The Difference Between Being a Founder and Being a CEO
I started Draft.dev almost two years ago, but I only recently started to feel like I had earned the title of CEO.
Some of it is my own insecurity, but it's also because you aren't really a CEO when you just have a couple part-time employees supporting you.
You're a CEO when you have built an organization that allows you to step back and look at the big picture.
The thing is, many founders don't really want to do this because they have to stop doing the things that they were already good at (writing code, doing sales calls, etc.).
I think a lot of would-be entrepreneurs should think more about what they’re committing to before getting started. Many of the founders I speak to don't really like the idea of hiring, firing, and coaching other people, so they set a very low cap on their business’ potential.
As a CEO, I'm more cheerleader and coach than player, but that's the way it's supposed to be. I find a lot of satisfaction in helping others reach their potential, so being the CEO of a small company has been very rewarding. But, it's not for everyone, as I point out in my latest blog post.
Blog Content for Software Developers
Draft.dev creates blog posts and tutorials designed to reach software engineers. Stop begging your engineers to write and start producing more great technical content today.
Marketing Services Agency Valuations In M&A
"If you enter the acquisition market with an unrealistic sense of your agency’s worth, you just won’t get far. While the calculations in the valuation of an agency business are complex, they can be briefly expressed in this simple formula."
In Praise of Ponzis
"It takes about five minutes to set up a smart contract that sends tokens to an unlimited number of people. The contract can be programmed to pay these people automatically once they complete a certain action online — and to pay them again when their actions bear fruit and drive up the value...This is, essentially, a pyramid scheme. But it makes sense. It will be the dominant marketing method of the next decade and beyond."
Becoming a Remote Technical Writer
One of our long-time writers at Draft.dev shared his experience building a career as a technical writer and eventually landing a job at Docker. Pretty awesome to see successes like this!
The Joy of Small Projects
"For me a realistic timeline is often an afternoon or if I am lucky a weekend...You will want to extend the timeline into multiple days or weeks. Fight against this urge and limit yourself as much as possible."

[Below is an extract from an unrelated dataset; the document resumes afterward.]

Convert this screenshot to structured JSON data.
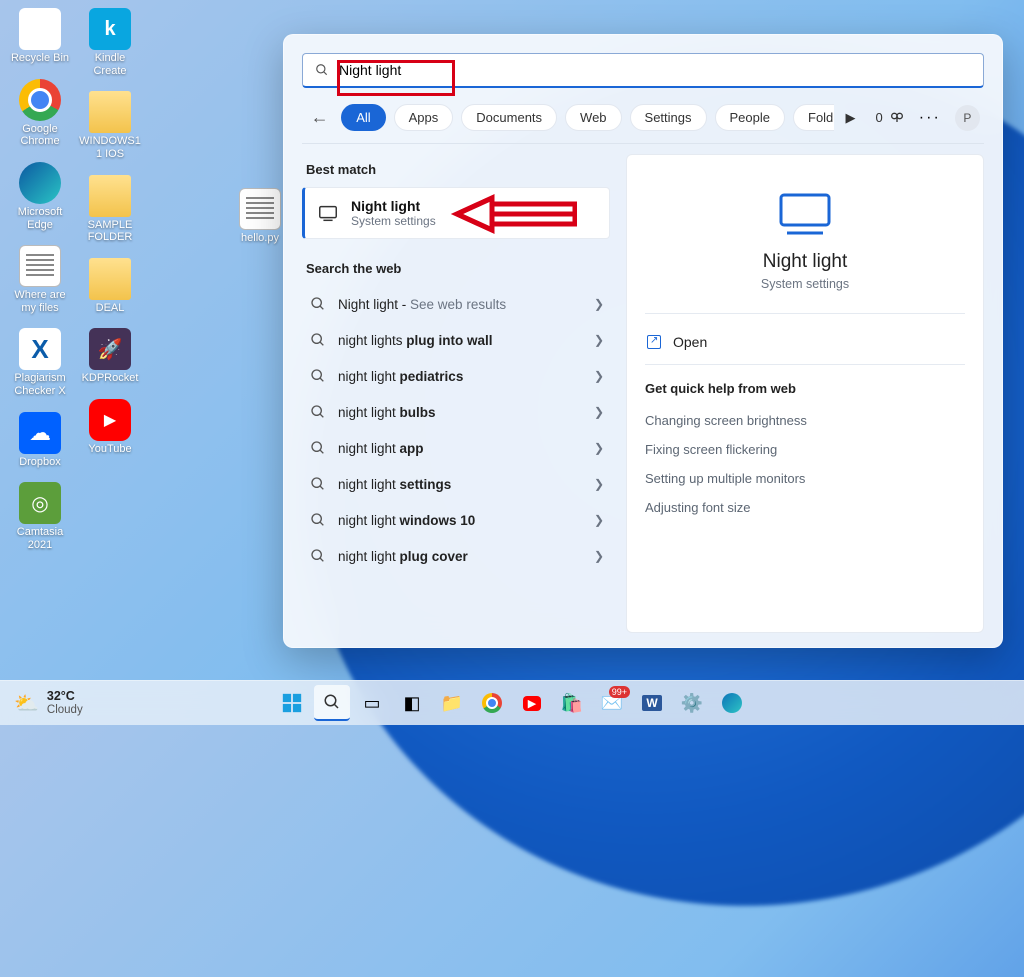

Single mom sues coding boot camp over job placement rates
"In the lawsuit, she alleged that Lambda misrepresented the fact that it did not have necessary approval from the state regulator, the California Bureau for Postsecondary Education. She also alleged that the school (Lambda School) falsified and misrepresented the school’s job placement rates."
Want to Be Successful? Don't Chase Success, Chase Discomfort
"Say, for example, you want to become a famous comedian...Many people's first instinct would be to give themselves a pep talk about trying to be as funny or creative as possible. But when researchers actually invited volunteers to show up at a beginner improv class, those who were told to try to make themselves feel awkward and uncomfortable actually performed better and were more persistent than those who just aimed to do well in the class."
Urgent vs Important, The Eisenhower Matrix
"A common productivity mistake is not focusing energy on 'Important and Not Urgent' before 'Urgent and Not Important'. The problem with this approach is that, if you keep ignoring the important things you want to accomplish long-term, you set yourself up to be reactive when those things eventually become both urgent and important; this is 'firefighting' mode."
You might just be more productive if you work less
"There are some work challenges that are best met by putting your nose to the grindstone and pushing forward...Other work challenges are unlikely to yield long hours alone. When the problems you solve routinely require a creative extension of current work, then just sitting at your desk waiting for inspiration to strike may not be the best path. Get out of the office. Exercise. Walk away from the problem for a while. Read in areas unrelated to the specific problem you need to solve."
Stop Asking Your Developers The Three Standup Questions
James McGill of Code Climate suggests a data-driven approach to standups, replacing asking questions with looking at quantifiable data. Interesting approach!